In the material below, find each line holding the string "time" and copy it.
===== MATERIAL FOR THIS TASK
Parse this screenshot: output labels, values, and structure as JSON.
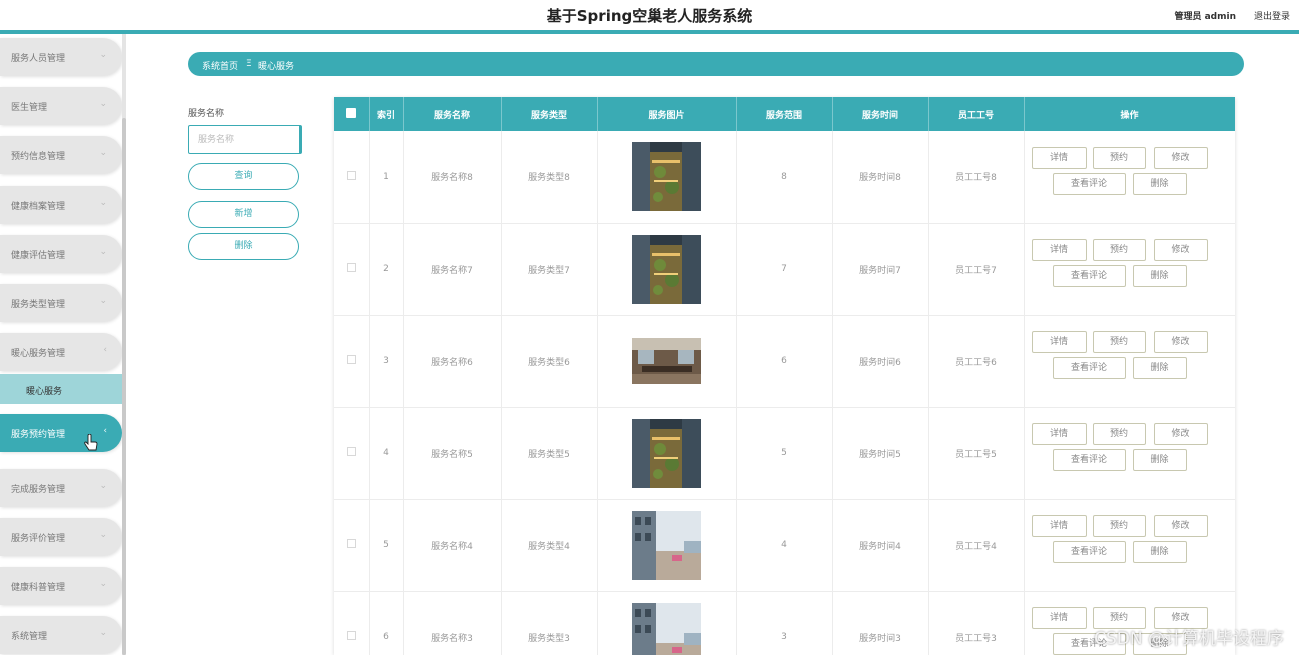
{
  "header": {
    "title": "基于Spring空巢老人服务系统",
    "user": "管理员 admin",
    "logout": "退出登录"
  },
  "sidebar": {
    "items": [
      {
        "label": "服务人员管理"
      },
      {
        "label": "医生管理"
      },
      {
        "label": "预约信息管理"
      },
      {
        "label": "健康档案管理"
      },
      {
        "label": "健康评估管理"
      },
      {
        "label": "服务类型管理"
      },
      {
        "label": "暖心服务管理"
      },
      {
        "label": "服务预约管理"
      },
      {
        "label": "完成服务管理"
      },
      {
        "label": "服务评价管理"
      },
      {
        "label": "健康科普管理"
      },
      {
        "label": "系统管理"
      }
    ],
    "submenu_label": "暖心服务",
    "chevron_down": "⌄",
    "chevron_left": "‹"
  },
  "breadcrumb": {
    "home": "系统首页",
    "separator": "Ξ",
    "current": "暖心服务"
  },
  "search": {
    "label": "服务名称",
    "placeholder": "服务名称",
    "query_button": "查询",
    "add_button": "新增",
    "delete_button": "删除"
  },
  "table": {
    "headers": [
      "索引",
      "服务名称",
      "服务类型",
      "服务图片",
      "服务范围",
      "服务时间",
      "员工工号",
      "操作"
    ],
    "rows": [
      {
        "index": "1",
        "name": "服务名称8",
        "type": "服务类型8",
        "scope": "8",
        "time": "服务时间8",
        "staff": "员工工号8",
        "image": "courtyard"
      },
      {
        "index": "2",
        "name": "服务名称7",
        "type": "服务类型7",
        "scope": "7",
        "time": "服务时间7",
        "staff": "员工工号7",
        "image": "courtyard"
      },
      {
        "index": "3",
        "name": "服务名称6",
        "type": "服务类型6",
        "scope": "6",
        "time": "服务时间6",
        "staff": "员工工号6",
        "image": "interior"
      },
      {
        "index": "4",
        "name": "服务名称5",
        "type": "服务类型5",
        "scope": "5",
        "time": "服务时间5",
        "staff": "员工工号5",
        "image": "courtyard"
      },
      {
        "index": "5",
        "name": "服务名称4",
        "type": "服务类型4",
        "scope": "4",
        "time": "服务时间4",
        "staff": "员工工号4",
        "image": "walkway"
      },
      {
        "index": "6",
        "name": "服务名称3",
        "type": "服务类型3",
        "scope": "3",
        "time": "服务时间3",
        "staff": "员工工号3",
        "image": "walkway"
      }
    ],
    "actions": {
      "detail": "详情",
      "book": "预约",
      "edit": "修改",
      "review": "查看评论",
      "delete": "删除"
    }
  },
  "watermark": "CSDN @计算机毕设程序",
  "colors": {
    "accent": "#3aabb4",
    "submenu": "#9ed5d9",
    "menu_bg": "#e6e6e6"
  }
}
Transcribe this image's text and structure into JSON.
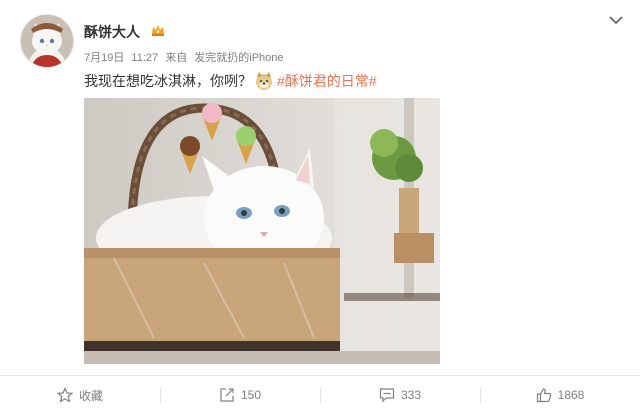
{
  "post": {
    "username": "酥饼大人",
    "meta": {
      "date": "7月19日",
      "time": "11:27",
      "source_prefix": "来自",
      "source": "发完就扔的iPhone"
    },
    "text": "我现在想吃冰淇淋，你咧？",
    "topic": "#酥饼君的日常#"
  },
  "actions": {
    "favorite_label": "收藏",
    "repost_count": "150",
    "comment_count": "333",
    "like_count": "1868"
  },
  "icons": {
    "badge": "vip-crown-icon",
    "menu": "chevron-down-icon",
    "emoji": "doge-emoji-icon",
    "favorite": "star-icon",
    "repost": "share-arrow-icon",
    "comment": "comment-bubble-icon",
    "like": "thumbs-up-icon"
  },
  "colors": {
    "topic": "#eb7350",
    "text": "#333333",
    "meta": "#808080"
  }
}
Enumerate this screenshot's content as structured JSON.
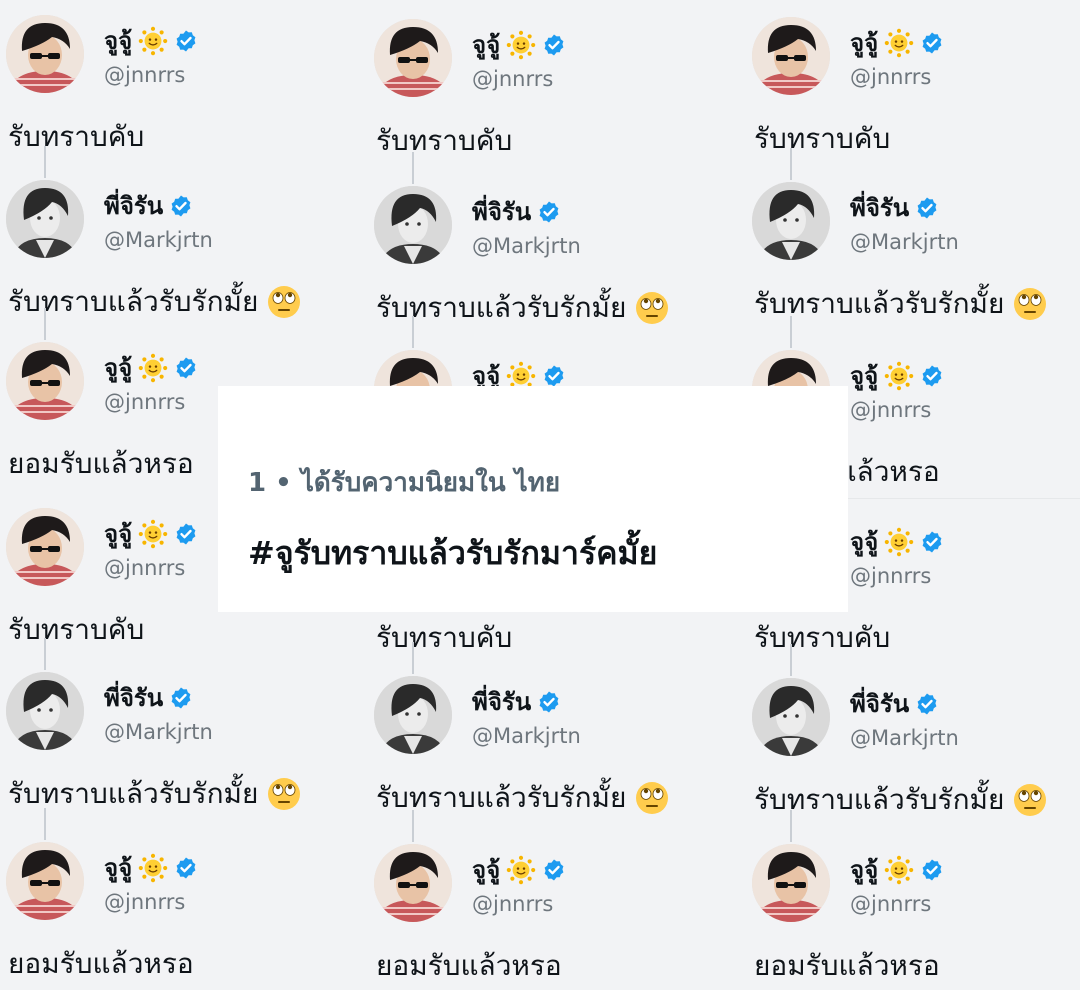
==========
OUTPUT OF THE TASK:
        "time": "服务时间8",
        "time": "服务时间7",
        "time": "服务时间6",
        "time": "服务时间5",
        "time": "服务时间4",
        "time": "服务时间3",
      "time": "11:27",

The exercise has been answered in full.